It may seem comical to watch videos of dogs who have seemingly destroyed a favorite pillow or chewed up the furniture while the owner was away. There might be a dog sitting in the corner looking slightly guilty while he is humorously grilled to figure out “whodunnit?” But the reality of these situations may be more than just bad manners when left alone. In fact, it may be something much more serious that can affect dogs of any shape, size, or breed.
Small dogs, in particular, may struggle with what is known as “separation anxiety”. This is a condition where a dog may become stressed when left alone or when he sees signs of his owners preparing to leave the house. Symptoms of separation anxiety can manifest as general destructiveness, using the bathroom inside the house, or even dangerous attempts at escaping the home entirely. A small dog with this type of anxiety may bark incessantly, tear at the molding along doors or walls, or use the bathroom in inappropriate places. It’s important to understand that this type of anxiety is not bad behavior, but it is a genuine mental condition that needs to be addressed.
Dealing with separation anxiety in small dogs requires tons of work and patience, especially in the early stages. Nobody wants a stressed out pup! You’ll need to take steps to properly diagnose separation anxiety by doing research and writing down your dog’s symptoms. Consider setting up a camera or webcam when you’re away to really get a good idea of what your dog does when you leave the house. Depending on the severity of his anxiety, there are several pathways to recovery that can be explored, but any dog with this type of disorder can use these techniques together for added benefit and effectiveness.
Plan on spending about three to four months working through this issue with your small dog, especially if he is particularly attached to you! It takes time to recondition your dog’s thinking in order to trust that you’ll come back when you leave. Don’t hesitate to use these techniques even with a puppy, as it can help to establish a comfortable foundation later on if he ever needs to be left alone for some time.
Have your dog assessed by a veterinarian before engaging in any of these training methods, as you’ll want to be able to rule out a medical condition that may be causing similar symptoms. If he is properly diagnosed, then you can continue to prepare for your training.
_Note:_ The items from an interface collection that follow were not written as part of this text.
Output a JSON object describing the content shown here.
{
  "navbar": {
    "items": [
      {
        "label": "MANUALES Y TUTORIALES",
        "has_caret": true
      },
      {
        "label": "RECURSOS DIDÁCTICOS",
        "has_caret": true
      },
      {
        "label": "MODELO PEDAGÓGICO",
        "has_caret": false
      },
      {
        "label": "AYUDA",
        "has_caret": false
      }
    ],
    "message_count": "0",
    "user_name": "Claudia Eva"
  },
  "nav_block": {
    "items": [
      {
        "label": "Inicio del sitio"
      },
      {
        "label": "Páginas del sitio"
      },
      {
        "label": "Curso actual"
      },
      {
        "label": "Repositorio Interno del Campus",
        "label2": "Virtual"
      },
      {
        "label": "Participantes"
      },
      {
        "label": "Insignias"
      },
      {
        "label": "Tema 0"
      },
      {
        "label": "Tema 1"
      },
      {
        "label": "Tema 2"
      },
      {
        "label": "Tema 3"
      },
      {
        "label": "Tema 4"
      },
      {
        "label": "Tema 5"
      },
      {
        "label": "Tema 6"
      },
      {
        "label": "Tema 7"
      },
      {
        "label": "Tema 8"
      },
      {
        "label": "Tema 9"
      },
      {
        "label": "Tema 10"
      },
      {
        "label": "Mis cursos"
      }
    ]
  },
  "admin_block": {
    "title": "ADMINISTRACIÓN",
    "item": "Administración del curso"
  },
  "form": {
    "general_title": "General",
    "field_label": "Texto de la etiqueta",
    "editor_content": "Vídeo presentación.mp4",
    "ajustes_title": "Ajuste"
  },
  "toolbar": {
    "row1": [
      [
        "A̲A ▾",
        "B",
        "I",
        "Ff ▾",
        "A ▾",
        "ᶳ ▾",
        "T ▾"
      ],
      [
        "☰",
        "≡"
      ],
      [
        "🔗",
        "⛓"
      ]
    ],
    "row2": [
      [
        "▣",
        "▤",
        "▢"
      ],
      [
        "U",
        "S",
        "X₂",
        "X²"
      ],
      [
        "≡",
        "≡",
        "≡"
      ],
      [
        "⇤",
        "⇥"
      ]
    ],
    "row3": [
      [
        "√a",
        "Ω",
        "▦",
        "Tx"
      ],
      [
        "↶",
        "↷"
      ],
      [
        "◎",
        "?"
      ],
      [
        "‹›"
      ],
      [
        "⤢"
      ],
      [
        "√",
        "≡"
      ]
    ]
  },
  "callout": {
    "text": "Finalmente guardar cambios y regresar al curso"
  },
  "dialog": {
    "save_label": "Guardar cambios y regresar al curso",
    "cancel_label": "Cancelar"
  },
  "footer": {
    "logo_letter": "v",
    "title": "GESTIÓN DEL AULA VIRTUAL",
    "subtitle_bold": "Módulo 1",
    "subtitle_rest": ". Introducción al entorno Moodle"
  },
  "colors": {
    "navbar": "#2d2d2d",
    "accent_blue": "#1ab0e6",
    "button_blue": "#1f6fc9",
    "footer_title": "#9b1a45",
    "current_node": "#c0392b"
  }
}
Have a discussion with anyone else who shares your home as to what type of training method you’ll be using, then get any supplies together to place in an easily accessible area. Treats and toys can be good distractions and reinforcement tools, while a crate may provide a safe area to house your pup when you’re away. Get everyone on the same page and focus heavily on consistency throughout your training. Coping with separation anxiety very often takes the effort of multiple people in order to provide adequate support to the dog who needs it.